The task: Each line below is to be copied exactly as it appears.

Data extract:

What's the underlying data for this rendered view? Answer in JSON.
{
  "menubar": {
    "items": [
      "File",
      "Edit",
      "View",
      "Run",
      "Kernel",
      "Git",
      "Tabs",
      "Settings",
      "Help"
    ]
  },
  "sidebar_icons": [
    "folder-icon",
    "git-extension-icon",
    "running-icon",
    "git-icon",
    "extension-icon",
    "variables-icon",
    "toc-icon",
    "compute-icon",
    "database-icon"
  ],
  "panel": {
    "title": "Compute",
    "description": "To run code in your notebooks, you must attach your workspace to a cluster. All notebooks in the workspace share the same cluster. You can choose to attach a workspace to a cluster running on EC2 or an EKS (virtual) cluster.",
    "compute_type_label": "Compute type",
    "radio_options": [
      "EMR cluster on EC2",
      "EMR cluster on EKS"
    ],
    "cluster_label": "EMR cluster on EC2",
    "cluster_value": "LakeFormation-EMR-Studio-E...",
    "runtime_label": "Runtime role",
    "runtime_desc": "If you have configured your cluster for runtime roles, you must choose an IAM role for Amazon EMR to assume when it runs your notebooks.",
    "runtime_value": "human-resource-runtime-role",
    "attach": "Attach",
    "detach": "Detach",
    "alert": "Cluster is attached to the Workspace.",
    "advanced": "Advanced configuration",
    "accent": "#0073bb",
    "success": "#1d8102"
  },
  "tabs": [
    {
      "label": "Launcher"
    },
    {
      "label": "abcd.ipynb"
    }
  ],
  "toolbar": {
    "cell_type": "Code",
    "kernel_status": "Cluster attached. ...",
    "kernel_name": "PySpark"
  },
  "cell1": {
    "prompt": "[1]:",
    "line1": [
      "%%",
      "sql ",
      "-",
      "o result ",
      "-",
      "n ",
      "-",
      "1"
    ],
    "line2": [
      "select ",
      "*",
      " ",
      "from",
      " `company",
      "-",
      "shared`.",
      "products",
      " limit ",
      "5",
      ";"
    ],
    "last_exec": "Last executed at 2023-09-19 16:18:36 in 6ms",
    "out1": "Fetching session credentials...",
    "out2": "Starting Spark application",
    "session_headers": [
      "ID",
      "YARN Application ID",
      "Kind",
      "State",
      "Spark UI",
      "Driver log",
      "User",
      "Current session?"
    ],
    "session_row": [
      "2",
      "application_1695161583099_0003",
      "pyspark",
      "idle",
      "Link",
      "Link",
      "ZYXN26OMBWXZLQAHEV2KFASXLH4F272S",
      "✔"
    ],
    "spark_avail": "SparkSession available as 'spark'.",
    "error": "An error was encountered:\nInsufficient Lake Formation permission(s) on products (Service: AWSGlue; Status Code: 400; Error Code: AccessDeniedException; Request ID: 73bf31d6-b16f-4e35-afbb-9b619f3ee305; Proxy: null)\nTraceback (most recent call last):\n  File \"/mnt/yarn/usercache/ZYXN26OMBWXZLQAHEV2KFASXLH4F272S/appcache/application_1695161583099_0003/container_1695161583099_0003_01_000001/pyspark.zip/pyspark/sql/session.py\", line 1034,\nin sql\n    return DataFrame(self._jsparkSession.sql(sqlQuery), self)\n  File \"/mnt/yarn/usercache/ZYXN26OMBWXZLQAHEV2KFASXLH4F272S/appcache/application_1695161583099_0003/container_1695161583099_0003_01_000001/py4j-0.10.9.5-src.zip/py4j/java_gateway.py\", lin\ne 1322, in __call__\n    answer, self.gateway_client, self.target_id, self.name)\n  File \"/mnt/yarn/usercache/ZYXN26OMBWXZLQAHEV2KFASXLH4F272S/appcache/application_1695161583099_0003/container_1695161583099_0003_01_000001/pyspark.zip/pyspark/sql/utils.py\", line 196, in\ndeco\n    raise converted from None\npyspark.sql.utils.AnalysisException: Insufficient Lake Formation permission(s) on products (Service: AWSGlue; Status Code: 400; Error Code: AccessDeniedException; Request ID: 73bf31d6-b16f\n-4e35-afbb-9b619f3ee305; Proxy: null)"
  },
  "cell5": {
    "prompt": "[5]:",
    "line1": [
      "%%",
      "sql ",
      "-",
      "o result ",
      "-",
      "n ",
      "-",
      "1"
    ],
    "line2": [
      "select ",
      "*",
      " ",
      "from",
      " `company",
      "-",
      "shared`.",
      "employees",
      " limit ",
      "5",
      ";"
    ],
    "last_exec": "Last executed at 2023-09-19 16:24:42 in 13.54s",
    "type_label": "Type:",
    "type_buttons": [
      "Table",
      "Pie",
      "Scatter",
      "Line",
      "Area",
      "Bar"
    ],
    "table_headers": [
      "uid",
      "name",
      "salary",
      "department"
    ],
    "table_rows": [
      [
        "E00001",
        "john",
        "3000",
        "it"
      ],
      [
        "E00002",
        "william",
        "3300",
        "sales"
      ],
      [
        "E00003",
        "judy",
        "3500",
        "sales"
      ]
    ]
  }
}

Written response:
What's the underlying data for this rendered view? Answer in JSON.
{
  "menubar": {
    "items": [
      "File",
      "Edit",
      "View",
      "Run",
      "Kernel",
      "Git",
      "Tabs",
      "Settings",
      "Help"
    ]
  },
  "sidebar_icons": [
    "folder-icon",
    "git-extension-icon",
    "running-icon",
    "git-icon",
    "extension-icon",
    "variables-icon",
    "toc-icon",
    "compute-icon",
    "database-icon"
  ],
  "panel": {
    "title": "Compute",
    "description": "To run code in your notebooks, you must attach your workspace to a cluster. All notebooks in the workspace share the same cluster. You can choose to attach a workspace to a cluster running on EC2 or an EKS (virtual) cluster.",
    "compute_type_label": "Compute type",
    "radio_options": [
      "EMR cluster on EC2",
      "EMR cluster on EKS"
    ],
    "cluster_label": "EMR cluster on EC2",
    "cluster_value": "LakeFormation-EMR-Studio-E...",
    "runtime_label": "Runtime role",
    "runtime_desc": "If you have configured your cluster for runtime roles, you must choose an IAM role for Amazon EMR to assume when it runs your notebooks.",
    "runtime_value": "human-resource-runtime-role",
    "attach": "Attach",
    "detach": "Detach",
    "alert": "Cluster is attached to the Workspace.",
    "advanced": "Advanced configuration",
    "accent": "#0073bb",
    "success": "#1d8102"
  },
  "tabs": [
    {
      "label": "Launcher"
    },
    {
      "label": "abcd.ipynb"
    }
  ],
  "toolbar": {
    "cell_type": "Code",
    "kernel_status": "Cluster attached. ...",
    "kernel_name": "PySpark"
  },
  "cell1": {
    "prompt": "[1]:",
    "line1": [
      "%%",
      "sql ",
      "-",
      "o result ",
      "-",
      "n ",
      "-",
      "1"
    ],
    "line2": [
      "select ",
      "*",
      " ",
      "from",
      " `company",
      "-",
      "shared`.",
      "products",
      " limit ",
      "5",
      ";"
    ],
    "last_exec": "Last executed at 2023-09-19 16:18:36 in 6ms",
    "out1": "Fetching session credentials...",
    "out2": "Starting Spark application",
    "session_headers": [
      "ID",
      "YARN Application ID",
      "Kind",
      "State",
      "Spark UI",
      "Driver log",
      "User",
      "Current session?"
    ],
    "session_row": [
      "2",
      "application_1695161583099_0003",
      "pyspark",
      "idle",
      "Link",
      "Link",
      "ZYXN26OMBWXZLQAHEV2KFASXLH4F272S",
      "✔"
    ],
    "spark_avail": "SparkSession available as 'spark'.",
    "error": "An error was encountered:\nInsufficient Lake Formation permission(s) on products (Service: AWSGlue; Status Code: 400; Error Code: AccessDeniedException; Request ID: 73bf31d6-b16f-4e35-afbb-9b619f3ee305; Proxy: null)\nTraceback (most recent call last):\n  File \"/mnt/yarn/usercache/ZYXN26OMBWXZLQAHEV2KFASXLH4F272S/appcache/application_1695161583099_0003/container_1695161583099_0003_01_000001/pyspark.zip/pyspark/sql/session.py\", line 1034,\nin sql\n    return DataFrame(self._jsparkSession.sql(sqlQuery), self)\n  File \"/mnt/yarn/usercache/ZYXN26OMBWXZLQAHEV2KFASXLH4F272S/appcache/application_1695161583099_0003/container_1695161583099_0003_01_000001/py4j-0.10.9.5-src.zip/py4j/java_gateway.py\", lin\ne 1322, in __call__\n    answer, self.gateway_client, self.target_id, self.name)\n  File \"/mnt/yarn/usercache/ZYXN26OMBWXZLQAHEV2KFASXLH4F272S/appcache/application_1695161583099_0003/container_1695161583099_0003_01_000001/pyspark.zip/pyspark/sql/utils.py\", line 196, in\ndeco\n    raise converted from None\npyspark.sql.utils.AnalysisException: Insufficient Lake Formation permission(s) on products (Service: AWSGlue; Status Code: 400; Error Code: AccessDeniedException; Request ID: 73bf31d6-b16f\n-4e35-afbb-9b619f3ee305; Proxy: null)"
  },
  "cell5": {
    "prompt": "[5]:",
    "line1": [
      "%%",
      "sql ",
      "-",
      "o result ",
      "-",
      "n ",
      "-",
      "1"
    ],
    "line2": [
      "select ",
      "*",
      " ",
      "from",
      " `company",
      "-",
      "shared`.",
      "employees",
      " limit ",
      "5",
      ";"
    ],
    "last_exec": "Last executed at 2023-09-19 16:24:42 in 13.54s",
    "type_label": "Type:",
    "type_buttons": [
      "Table",
      "Pie",
      "Scatter",
      "Line",
      "Area",
      "Bar"
    ],
    "table_headers": [
      "uid",
      "name",
      "salary",
      "department"
    ],
    "table_rows": [
      [
        "E00001",
        "john",
        "3000",
        "it"
      ],
      [
        "E00002",
        "william",
        "3300",
        "sales"
      ],
      [
        "E00003",
        "judy",
        "3500",
        "sales"
      ]
    ]
  }
}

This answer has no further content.